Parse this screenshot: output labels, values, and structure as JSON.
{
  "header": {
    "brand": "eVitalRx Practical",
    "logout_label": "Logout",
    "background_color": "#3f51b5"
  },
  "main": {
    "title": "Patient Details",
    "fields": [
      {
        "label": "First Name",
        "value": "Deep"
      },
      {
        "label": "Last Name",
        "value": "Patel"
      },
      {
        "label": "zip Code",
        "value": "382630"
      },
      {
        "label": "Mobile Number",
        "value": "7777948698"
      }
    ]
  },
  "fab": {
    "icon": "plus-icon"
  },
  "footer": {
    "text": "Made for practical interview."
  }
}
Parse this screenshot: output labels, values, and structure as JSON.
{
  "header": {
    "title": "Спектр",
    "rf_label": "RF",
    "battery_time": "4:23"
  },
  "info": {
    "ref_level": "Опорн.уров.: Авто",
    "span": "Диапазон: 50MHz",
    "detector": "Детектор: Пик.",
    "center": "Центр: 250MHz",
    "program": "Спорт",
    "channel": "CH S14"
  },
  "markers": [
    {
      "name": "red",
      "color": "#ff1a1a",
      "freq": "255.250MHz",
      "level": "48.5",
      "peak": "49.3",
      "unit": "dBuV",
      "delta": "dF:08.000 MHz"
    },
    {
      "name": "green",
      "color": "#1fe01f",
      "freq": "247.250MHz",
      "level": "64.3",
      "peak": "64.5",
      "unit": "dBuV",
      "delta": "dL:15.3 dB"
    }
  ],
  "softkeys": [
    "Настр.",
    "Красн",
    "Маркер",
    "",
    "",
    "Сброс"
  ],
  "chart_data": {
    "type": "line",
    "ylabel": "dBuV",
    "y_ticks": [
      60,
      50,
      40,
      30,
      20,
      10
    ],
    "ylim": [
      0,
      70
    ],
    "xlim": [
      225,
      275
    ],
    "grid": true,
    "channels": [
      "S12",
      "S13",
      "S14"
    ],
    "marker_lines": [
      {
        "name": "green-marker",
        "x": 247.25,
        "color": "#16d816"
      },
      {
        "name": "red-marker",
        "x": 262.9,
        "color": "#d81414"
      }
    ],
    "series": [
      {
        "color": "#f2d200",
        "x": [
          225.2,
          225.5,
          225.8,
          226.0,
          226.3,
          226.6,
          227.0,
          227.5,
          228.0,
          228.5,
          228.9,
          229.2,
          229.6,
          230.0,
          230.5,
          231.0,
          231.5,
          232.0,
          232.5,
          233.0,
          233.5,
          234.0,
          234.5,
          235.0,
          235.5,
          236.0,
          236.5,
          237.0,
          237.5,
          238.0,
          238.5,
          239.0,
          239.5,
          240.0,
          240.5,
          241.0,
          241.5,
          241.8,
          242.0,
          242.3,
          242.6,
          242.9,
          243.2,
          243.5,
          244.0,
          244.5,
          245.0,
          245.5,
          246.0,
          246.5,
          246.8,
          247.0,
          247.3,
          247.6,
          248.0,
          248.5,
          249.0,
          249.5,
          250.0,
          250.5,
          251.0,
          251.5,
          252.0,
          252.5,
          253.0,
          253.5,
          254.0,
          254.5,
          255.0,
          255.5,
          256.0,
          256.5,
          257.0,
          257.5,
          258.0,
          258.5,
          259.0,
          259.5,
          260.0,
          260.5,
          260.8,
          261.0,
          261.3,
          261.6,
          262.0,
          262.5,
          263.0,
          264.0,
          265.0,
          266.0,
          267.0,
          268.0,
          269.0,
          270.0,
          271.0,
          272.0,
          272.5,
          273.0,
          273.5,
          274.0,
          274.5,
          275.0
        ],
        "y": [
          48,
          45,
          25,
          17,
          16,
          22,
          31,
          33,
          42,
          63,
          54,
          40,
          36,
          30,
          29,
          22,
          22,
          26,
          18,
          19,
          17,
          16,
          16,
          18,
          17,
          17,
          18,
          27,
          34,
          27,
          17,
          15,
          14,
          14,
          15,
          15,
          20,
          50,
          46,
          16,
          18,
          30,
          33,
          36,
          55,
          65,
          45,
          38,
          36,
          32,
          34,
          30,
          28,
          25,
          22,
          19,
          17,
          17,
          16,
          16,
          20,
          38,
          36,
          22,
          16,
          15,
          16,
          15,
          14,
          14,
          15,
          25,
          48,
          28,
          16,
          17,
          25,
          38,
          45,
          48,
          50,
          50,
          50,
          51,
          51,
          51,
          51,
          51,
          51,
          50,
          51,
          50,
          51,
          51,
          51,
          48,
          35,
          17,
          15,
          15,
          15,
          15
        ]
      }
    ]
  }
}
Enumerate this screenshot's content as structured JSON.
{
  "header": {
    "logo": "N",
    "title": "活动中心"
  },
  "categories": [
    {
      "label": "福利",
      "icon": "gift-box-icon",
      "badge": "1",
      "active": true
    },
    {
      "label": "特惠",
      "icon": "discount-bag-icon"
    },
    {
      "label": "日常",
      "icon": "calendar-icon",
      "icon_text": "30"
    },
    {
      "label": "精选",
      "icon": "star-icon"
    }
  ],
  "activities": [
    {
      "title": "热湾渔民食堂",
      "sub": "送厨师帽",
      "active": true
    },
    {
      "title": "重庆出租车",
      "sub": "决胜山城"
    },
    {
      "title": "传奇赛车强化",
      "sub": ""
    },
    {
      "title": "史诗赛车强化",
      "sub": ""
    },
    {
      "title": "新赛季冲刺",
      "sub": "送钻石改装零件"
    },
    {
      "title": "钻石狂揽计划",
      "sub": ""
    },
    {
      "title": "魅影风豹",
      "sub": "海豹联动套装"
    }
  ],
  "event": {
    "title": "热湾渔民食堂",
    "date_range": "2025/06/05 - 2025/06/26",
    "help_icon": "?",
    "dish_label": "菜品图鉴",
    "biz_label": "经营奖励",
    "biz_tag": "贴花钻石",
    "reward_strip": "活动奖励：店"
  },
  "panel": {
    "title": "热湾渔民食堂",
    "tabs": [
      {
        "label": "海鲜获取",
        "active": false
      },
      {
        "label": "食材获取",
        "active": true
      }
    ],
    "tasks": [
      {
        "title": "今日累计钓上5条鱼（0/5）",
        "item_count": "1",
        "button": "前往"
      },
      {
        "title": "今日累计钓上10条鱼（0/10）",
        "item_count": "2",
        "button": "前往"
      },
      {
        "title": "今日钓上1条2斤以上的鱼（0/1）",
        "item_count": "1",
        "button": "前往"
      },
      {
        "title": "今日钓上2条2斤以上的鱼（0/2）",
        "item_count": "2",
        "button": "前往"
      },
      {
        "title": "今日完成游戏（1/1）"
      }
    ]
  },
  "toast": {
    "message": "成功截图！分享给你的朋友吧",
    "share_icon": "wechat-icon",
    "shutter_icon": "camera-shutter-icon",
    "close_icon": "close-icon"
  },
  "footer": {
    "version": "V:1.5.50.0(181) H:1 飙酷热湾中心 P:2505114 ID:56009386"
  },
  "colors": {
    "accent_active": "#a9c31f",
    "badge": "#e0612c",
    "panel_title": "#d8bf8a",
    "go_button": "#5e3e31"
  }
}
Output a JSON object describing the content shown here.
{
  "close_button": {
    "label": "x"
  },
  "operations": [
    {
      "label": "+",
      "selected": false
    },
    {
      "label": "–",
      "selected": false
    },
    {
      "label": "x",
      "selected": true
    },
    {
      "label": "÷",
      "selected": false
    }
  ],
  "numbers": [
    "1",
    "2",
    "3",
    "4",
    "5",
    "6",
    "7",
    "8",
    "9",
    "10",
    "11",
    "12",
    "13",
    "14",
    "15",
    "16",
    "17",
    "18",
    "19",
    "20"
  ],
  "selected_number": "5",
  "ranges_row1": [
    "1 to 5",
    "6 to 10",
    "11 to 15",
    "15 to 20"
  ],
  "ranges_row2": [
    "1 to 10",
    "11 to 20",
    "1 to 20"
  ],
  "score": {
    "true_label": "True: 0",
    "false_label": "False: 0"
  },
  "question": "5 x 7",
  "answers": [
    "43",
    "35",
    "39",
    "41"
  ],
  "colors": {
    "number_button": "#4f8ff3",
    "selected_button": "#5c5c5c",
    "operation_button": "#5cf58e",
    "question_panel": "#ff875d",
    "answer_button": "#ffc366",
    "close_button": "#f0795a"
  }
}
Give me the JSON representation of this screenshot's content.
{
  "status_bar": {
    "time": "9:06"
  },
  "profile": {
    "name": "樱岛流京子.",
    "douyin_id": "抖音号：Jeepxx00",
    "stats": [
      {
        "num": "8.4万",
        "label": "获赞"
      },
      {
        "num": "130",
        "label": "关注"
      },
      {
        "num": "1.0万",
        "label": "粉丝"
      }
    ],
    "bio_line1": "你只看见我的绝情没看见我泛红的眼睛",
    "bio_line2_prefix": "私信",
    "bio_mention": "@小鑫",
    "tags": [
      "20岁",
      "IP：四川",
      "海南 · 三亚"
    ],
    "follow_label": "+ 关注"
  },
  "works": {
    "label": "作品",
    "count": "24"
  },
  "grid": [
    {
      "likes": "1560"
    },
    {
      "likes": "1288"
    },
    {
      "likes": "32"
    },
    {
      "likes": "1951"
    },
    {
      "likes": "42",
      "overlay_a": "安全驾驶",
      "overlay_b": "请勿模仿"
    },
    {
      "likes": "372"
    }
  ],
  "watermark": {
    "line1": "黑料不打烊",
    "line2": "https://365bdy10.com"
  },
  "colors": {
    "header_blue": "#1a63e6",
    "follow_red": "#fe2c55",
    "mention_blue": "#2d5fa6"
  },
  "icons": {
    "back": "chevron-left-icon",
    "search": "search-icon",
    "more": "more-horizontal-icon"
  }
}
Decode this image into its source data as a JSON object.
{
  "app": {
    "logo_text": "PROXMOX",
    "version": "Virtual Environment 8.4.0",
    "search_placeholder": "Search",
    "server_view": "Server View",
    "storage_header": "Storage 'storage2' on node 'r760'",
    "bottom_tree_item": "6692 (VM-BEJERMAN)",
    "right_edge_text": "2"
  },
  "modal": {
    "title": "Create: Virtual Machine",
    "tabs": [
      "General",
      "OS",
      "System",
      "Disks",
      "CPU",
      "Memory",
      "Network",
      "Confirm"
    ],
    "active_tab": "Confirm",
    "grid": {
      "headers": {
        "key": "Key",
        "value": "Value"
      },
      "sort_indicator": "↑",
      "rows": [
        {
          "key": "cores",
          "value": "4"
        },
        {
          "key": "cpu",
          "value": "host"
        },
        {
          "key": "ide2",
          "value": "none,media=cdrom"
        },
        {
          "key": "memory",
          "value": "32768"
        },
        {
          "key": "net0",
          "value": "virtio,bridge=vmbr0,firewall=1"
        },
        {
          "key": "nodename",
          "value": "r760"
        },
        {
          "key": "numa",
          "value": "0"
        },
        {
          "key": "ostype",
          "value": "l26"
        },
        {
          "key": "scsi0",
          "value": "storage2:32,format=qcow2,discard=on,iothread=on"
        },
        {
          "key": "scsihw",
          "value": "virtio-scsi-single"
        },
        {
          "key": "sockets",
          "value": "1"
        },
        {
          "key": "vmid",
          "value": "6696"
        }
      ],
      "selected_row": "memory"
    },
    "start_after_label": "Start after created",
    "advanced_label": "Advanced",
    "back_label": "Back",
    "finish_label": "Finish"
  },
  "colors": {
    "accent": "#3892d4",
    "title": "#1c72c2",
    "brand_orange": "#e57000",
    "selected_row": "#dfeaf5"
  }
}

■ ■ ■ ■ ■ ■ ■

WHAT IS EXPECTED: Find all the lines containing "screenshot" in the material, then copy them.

RESULT FOR THIS EXERCISE:
Parse this screenshot: output labels, values, and structure as JSON.
Parse this screenshot: output labels, values, and structure as JSON.
Enumerate this screenshot's content as structured JSON.
Give me the JSON representation of this screenshot's content.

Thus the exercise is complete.